Ultimately, SEO cannot fix a website that does not serve its visitors well. SEO is about becoming more user-friendly and reaching your conversion goals rather than ranking #1 on Google but seeing no results.
While Google is not the center of SEO, it does provide a lot of insights on how some of its work is done.
One of the valuable documents is the Google’s Search Quality Raters Guidelines.
Who are Google Raters? While many actions and processes are automated, Google still hires humans to manually rate the websites. This data is then analysed and used to improve how the algorithm works.
Google’s Search Quality Raters Guidelines is a document given to the Raters, which beautifully explains what high-quality content looks like. It is extremely detailed so if you REALLY want to go down that path, it’s on you.
Luckily, Dave Davies prepared a guide on the most important parts of the document and published it on Search Engine Jornal. Have fun with Google’s Search Quality Raters Guidelines: A Guide for SEO Beginners and see you at the next Step!
If you want to stay up to date on SEO news, you should definitely visit Search Engine Jornal once in a while.
Step 4 – Learn how to do keyword research
Yaaaaaa……y? I have to say that the deep sighs I sometimes hear from people when I mention keyword research are a little bit saddening.
The reason so many people are not such big fans of keyword research is that keywords are one of the most misunderstood elements of SEO ever. My clients, co-workers and friends often feel like they have heard so much about keywords but what they took away from all the “gurus” is: “You need keywords. Keywords are great. Keywords. Keywords”.
Nobody knows what they are, but they know they need them.
The reason that you need to understand keyword research is that, while keywords on their own are not a ranking factor, matching page content to questions asked via search engines is indeed what makes your website rank higher.
Keyword research is an exploration. It’s full of thrills, discoveries and combing through data. Yum.
Ok, I am reining myself in, and giving you the best resource you can find on how to perform the keyword research of your life – Keyword Research: The Definitive Guide (2020) by Brian Dean from Backlinko.
Step 5 – Find out how to build links
And we have arrived at the final step in your SEO learning journey! Learning to build backlinks is the last element of this short sprint through learning the basics of SEO.

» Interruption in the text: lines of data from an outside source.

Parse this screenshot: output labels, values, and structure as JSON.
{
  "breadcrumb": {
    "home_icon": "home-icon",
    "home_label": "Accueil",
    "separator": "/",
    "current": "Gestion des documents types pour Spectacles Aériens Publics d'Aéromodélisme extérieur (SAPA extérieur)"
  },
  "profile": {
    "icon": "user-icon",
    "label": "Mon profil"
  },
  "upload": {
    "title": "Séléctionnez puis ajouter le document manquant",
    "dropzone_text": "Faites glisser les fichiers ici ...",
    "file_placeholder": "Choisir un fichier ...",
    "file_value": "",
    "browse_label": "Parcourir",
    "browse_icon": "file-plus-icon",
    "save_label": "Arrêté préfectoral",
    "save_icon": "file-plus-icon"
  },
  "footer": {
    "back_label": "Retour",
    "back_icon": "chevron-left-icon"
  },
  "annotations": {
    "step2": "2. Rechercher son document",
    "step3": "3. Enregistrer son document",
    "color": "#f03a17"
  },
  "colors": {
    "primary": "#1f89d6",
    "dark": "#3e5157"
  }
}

Backlinks are links that lead to your site and one of the strongest ranking signals. Think of backlinks as thumbs-up for your website – when search engines see a sea of positive reactions, they consider your website as more valuable.
Backlinks can be built organically (this relies on producing high-quality content, see Step 3) and non-organically, aka backlinks that you have built yourself by placing them on a business listings website or guest posting.
Here, I will send you again to visit Backlinko’s website (Brian Dean is one of my favourite SEO professionals out there) and his fantastic and always-up-to-date Link Building for SEO: The Definitive Guide (2020).
You made it!
I hope that you enjoyed this learning journey and consider yourself much smarter when it comes to SEO 🙂
If you feel that you are ready to implement your knowledge and start working on your website, I recommend you read this guide by (who else?!) Brian Dean introducing you to the technical side of on-page SEO. Read the Technical SEO: The Definitive Guide now.